Form and Content
Anpao: An American Indian Odyssey is written as a series of stories within a story. In his “Notes on Sources” and bibliography, Jamake Highwater briefly discusses these tales and legends, often noting their tribal origins and indicating where other versions can be found. Highwater also includes a section called “The Storyteller’s Farewell.” In it, he explains his reasons for writing the book and outlines the meanings that he hopes readers will find.

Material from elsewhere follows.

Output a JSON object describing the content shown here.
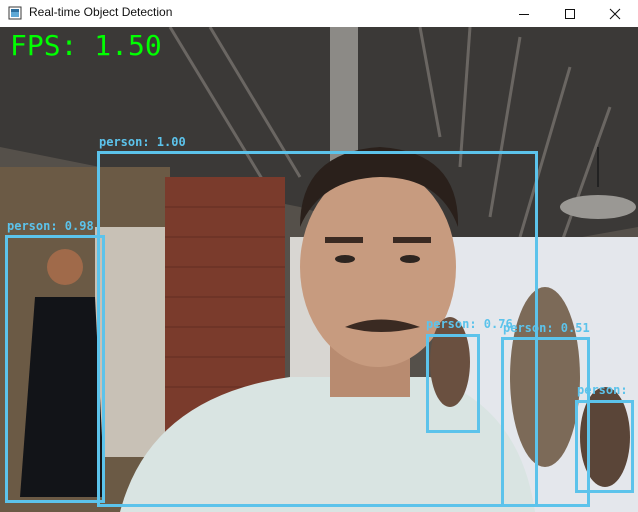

According to the story told by Wasicong, Anpao and his “contrary” twin brother, Oapna, know nothing about their past. While they are traveling the world, Anpao falls in love with the beautiful Ko-ko-mik-e-is, whose name means “moon” (“night-red-light”). Although she has refused all other men, she tells Anpao that she will marry him if he will journey to the Lodge of the Sun to have the scars removed from his face. Knowing that no one has made such a journey, Anpao nevertheless accepts and Oapna agrees to accompany him.
After the journey begins, Oapna is kidnapped by the Moon. With the help of an old swan-woman, Anpao makes a daring rescue. The swan-woman then tells the twins the story of how Old Man created the world and how a foolish woman created death. This woman later went to the World-Above-the-World, became the mistress of the Sun, and had a child named Anpao. When the woman tried secretly to return to the earth with her child, the Sun killed her. Although Anpao...
(The entire section is 475 words.)